A slumber did my spirit seal;
I had no human fears:
She seemed a thing that could not feel
The touch of earthly years.
No motion has she now, no force;
She neither hears nor sees;
Rolled round in earth’s diurnal course,
With rocks, and stones, and trees.
In this poem, the poet seems to be immortalising her beloved’s death by saying that she had no human fears. Now earthly years were no longer a matter of concern for her because they could not make her older now.
In the second stanza he describes her dead body. She is now under the surface of the earth revolving along with it on its path. He tells us that like other stones, rocks and trees, she also revolves with the earth now.
This poem is one of Wordsworth’s ‘Lucy’ poems. The poem is an expression of William Wordsworth’s feelings on the death of a loved one. The poet expresses his feelings and also imagines his beloved after death.
In this poem, the narrator says that he was in a state of unconsciousness, as if he were sleeping. He was in such a trance that he did not want to acknowledge the fear that any human being has, especially the fear of death — so is with Lucy.
Lucy’s presence in the narrator’s life has always been eternal, though her body does not move anymore now. Her eternal presence has become an eternal absence. He thinks it to be the rotation of the earth.

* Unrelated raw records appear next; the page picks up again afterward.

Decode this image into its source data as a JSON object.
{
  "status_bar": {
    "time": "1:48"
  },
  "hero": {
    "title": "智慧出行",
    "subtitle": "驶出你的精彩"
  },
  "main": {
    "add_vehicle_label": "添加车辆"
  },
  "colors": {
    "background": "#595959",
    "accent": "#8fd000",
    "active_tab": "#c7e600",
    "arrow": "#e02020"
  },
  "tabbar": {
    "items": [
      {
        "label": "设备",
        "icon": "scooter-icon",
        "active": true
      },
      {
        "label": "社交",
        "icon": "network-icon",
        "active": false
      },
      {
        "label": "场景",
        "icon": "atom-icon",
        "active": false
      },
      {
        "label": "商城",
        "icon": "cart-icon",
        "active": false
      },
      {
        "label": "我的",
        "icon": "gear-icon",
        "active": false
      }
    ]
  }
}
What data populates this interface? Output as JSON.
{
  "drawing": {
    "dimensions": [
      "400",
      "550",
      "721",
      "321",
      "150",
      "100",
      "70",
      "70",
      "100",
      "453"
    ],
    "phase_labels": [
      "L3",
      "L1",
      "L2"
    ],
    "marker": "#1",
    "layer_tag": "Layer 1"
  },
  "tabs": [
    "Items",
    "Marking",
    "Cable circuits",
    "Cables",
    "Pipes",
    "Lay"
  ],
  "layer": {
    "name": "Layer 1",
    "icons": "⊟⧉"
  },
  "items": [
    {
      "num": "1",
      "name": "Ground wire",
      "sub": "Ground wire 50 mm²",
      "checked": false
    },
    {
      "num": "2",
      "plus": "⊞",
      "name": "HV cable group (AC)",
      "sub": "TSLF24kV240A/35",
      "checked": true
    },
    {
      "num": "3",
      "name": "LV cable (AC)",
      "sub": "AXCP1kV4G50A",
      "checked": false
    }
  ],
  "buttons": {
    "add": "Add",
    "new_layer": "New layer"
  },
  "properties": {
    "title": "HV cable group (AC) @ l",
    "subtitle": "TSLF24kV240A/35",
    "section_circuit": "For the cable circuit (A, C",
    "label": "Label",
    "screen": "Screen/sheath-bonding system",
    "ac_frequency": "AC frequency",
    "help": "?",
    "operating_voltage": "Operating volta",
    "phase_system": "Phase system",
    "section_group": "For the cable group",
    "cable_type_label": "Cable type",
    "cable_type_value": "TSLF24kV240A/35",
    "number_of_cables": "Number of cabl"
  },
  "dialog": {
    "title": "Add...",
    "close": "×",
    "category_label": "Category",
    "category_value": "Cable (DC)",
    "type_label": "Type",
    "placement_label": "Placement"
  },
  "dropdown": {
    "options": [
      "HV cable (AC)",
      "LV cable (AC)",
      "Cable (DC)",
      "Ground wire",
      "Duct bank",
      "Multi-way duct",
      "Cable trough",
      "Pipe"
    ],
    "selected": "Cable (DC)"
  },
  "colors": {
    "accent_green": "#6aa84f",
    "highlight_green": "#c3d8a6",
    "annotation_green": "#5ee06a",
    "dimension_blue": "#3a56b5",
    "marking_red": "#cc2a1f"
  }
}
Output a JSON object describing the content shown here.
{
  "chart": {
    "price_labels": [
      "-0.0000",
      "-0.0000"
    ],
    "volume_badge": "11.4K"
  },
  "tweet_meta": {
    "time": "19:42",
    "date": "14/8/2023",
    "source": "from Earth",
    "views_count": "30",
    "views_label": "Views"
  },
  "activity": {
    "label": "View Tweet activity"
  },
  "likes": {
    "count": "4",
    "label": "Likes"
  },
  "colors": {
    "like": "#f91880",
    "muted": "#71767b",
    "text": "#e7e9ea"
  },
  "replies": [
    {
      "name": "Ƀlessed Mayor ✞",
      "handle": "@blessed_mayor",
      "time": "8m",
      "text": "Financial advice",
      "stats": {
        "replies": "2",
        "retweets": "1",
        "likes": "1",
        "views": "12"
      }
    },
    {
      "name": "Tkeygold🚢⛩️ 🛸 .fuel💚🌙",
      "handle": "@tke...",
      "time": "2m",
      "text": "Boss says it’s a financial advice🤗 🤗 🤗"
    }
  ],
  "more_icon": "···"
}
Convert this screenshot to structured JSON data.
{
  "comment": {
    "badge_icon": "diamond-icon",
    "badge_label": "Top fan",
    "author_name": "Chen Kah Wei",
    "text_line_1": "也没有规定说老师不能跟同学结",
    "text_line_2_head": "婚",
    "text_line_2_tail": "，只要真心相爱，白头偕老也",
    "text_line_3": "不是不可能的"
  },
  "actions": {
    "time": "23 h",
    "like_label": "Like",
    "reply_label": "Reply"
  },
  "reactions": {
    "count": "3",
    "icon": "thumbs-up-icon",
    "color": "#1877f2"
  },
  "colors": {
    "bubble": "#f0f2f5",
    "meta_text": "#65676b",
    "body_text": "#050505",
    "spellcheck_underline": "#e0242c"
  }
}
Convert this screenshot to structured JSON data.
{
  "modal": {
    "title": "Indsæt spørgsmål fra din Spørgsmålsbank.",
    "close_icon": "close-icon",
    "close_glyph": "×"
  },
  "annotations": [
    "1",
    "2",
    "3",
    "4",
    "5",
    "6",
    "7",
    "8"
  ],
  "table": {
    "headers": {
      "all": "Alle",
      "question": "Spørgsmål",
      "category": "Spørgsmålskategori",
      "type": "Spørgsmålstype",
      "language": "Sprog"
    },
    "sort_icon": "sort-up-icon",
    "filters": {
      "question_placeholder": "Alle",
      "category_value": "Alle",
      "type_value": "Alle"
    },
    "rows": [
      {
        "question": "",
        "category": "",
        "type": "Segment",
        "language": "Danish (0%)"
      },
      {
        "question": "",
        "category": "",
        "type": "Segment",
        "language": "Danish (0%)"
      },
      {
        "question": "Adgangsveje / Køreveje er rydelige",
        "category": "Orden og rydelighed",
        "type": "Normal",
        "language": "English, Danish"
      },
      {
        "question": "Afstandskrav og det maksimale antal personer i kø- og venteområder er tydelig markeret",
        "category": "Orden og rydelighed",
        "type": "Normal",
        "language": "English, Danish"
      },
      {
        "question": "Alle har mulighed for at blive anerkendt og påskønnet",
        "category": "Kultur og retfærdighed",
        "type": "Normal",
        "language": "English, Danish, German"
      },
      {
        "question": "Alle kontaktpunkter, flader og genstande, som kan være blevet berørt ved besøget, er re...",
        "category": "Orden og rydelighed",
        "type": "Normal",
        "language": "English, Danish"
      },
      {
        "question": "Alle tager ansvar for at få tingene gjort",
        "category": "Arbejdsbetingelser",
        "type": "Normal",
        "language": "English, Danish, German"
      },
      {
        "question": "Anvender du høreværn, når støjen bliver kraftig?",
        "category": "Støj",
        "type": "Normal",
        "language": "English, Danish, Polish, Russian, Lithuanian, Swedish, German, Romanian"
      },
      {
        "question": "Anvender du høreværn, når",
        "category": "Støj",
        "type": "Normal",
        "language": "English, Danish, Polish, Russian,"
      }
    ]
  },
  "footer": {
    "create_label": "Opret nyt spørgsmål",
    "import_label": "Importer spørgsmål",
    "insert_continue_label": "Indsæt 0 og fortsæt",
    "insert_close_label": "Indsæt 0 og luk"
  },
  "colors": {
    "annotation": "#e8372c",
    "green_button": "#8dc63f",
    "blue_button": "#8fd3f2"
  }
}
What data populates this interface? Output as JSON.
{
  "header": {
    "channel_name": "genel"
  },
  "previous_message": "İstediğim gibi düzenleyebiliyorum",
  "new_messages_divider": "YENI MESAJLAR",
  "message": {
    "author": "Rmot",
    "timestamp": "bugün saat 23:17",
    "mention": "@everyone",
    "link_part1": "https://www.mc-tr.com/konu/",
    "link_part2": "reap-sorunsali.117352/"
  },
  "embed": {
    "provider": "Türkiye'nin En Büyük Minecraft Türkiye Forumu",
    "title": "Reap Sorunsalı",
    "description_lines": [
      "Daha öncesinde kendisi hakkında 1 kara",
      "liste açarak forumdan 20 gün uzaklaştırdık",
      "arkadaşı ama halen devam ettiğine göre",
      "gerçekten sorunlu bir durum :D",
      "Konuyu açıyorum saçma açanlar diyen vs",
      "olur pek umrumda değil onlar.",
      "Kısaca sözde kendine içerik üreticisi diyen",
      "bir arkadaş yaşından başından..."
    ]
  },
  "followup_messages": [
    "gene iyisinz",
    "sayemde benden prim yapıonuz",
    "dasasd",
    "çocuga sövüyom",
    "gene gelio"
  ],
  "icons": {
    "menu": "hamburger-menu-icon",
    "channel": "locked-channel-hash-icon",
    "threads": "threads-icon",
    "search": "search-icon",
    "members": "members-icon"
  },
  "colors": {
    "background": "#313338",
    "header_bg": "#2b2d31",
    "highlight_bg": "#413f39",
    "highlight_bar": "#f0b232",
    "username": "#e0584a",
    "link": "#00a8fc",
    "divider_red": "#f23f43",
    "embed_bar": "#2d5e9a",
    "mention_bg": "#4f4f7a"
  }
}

Just as the rocks and the trees of the earth are liable to grow, develop, die and decompose, in the same way it was with Lucy also and the poet will have to accept it.